The apricots should be placed in the drier with their cups upwards and dried to a moisture content of 15% (wet basis).

There can be several reasons for the spoilage of the fruit - the most likely one being that the drying process is taking too long, resulting in chemical reactions taking place within the cut fruit. It is important to ensure that good quality fruit is used that is not over-ripe. Also, the fruit pieces should be thinly sliced to speed up the drying process.


Dryingapricots2.jpg

Figure 3: Traditional sulphuring
Figure 4: AKRSP sulphuring tent


Packaging[edit]

All that is required is packaging in simple plastic bags with attractive labels. The plastic has to be thick enough to prevent it being damaged by the dried apricots. The use of a polythene sealing machine will produce a more attractive finished product.

The processing of apricots can improve the returns obtainable from the sale of crops, especially when the quality of the product is monitored and kept to a high standard.


References and further reading[edit]

Drying of Foods (Practical Action Technical Brief)
Drying Technology Practical Action Technical Brief
Tray Dryer Practical Action Technical Brief
Drying, Food Cycle Source Book 6 UNIFEM and ITDG Publications 1995
Preservation of Fruit and Vegetables: Agrodok 3, Agromisa 1997
Try Drying It! Case Studies in The Dissemination of Tray Drying Technology, ITDG Publishing 1991
Producing Solar Dried Fruit and Vegetables for Micro and Small scale Rural Enterprise Development, A series of Practical Guides written by the Natural Resources Institute.


Useful organisations and contacts[edit]

Agromisa
Postbus 41
6700 AA Wageningen
Netherlands
Tel: +31 (0)317 412217
Fax: +31 (0)317 419178
E-mail: agromisa@agromisa.org
Web: http://www.agromisa.org
Agromisa is a Dutch non-profit organisation affiliated with the Agricultural University of Wageninen in the Netherlands.

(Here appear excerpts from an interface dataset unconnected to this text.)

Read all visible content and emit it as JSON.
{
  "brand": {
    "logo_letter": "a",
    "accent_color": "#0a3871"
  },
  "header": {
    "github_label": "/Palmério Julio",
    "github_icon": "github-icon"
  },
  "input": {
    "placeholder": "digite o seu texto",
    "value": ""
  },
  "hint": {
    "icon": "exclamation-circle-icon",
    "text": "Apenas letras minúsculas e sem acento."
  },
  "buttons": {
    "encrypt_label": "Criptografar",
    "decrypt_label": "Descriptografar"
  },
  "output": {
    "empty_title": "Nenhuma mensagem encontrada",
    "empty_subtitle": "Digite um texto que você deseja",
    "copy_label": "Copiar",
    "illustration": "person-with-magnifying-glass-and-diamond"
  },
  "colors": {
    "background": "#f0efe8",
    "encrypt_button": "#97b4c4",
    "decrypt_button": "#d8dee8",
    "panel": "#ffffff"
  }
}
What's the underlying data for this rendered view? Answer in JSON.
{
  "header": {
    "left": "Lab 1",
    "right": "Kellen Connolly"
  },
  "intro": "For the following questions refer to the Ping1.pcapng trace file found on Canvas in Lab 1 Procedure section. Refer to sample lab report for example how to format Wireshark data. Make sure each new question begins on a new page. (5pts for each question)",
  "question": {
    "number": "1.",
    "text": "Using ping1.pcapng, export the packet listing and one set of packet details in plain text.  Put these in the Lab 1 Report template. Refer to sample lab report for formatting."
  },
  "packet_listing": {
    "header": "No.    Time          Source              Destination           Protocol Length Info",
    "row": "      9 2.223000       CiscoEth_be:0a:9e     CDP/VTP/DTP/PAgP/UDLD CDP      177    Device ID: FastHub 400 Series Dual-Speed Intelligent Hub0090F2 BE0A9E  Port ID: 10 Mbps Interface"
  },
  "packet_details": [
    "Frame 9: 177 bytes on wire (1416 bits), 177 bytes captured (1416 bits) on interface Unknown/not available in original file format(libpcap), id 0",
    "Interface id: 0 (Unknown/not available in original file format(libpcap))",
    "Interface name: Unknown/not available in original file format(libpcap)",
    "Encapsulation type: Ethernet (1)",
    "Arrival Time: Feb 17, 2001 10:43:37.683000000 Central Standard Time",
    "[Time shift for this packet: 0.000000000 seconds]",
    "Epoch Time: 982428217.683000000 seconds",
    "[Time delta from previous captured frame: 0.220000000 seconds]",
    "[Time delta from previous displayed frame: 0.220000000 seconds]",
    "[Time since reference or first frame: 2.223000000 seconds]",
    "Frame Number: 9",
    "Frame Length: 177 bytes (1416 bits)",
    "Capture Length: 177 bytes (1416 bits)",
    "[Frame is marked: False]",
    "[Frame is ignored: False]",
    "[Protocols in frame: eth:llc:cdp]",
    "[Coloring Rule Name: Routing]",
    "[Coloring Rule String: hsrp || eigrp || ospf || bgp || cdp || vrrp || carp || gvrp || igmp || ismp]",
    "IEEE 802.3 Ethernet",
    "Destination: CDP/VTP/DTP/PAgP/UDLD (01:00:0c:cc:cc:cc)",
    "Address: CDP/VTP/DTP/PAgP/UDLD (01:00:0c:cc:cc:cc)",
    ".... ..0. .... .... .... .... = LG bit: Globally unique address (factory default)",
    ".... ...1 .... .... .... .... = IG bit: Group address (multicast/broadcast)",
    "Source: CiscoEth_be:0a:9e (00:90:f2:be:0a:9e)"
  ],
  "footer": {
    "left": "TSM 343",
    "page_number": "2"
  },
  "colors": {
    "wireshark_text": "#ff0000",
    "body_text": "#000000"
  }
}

Agromisa provides information and advice on small-scale sustainable agriculture and related topics in order to support and strengthen self-reliance of the rural populations in the South.

Henry Doubleday Research Association
Tropical Advisory Service
Ryton Organic Gardens
Coventry
CV8 3LG
United Kingdom
Direct Dial: +44 (0) 24 7630 8206
Switchboard: +44 (0)24 7630 3517
Fax: +44 (0) 1203 639229
E-mail: ove-enquiry@hdra.org.uk.
Web: http://www.hdra.org.uk/
The HDRA is the leading organisation for promoting, researching and demonstrating organic horticulture and agriculture in the UK. For several years, the HDRA International Research Department has been running an overseas programme.

NR International
Central Avenue
Chatham Maritime
Kent
ME4 4TB
United Kingdom
Tel: +44 1634 880088
Fax: +44 1634 880066/77
Email: info@nrint.co.uk
Website: http://www.nrinternational.co.uk/

Food and Agriculture Organization of the United Nations
Viale delle Terme di Caracalla 00100 Rome Italy
Fax: (+39) 06 570 53152 Email: FAO-HQ@fao.org Web: http://www.fao.org/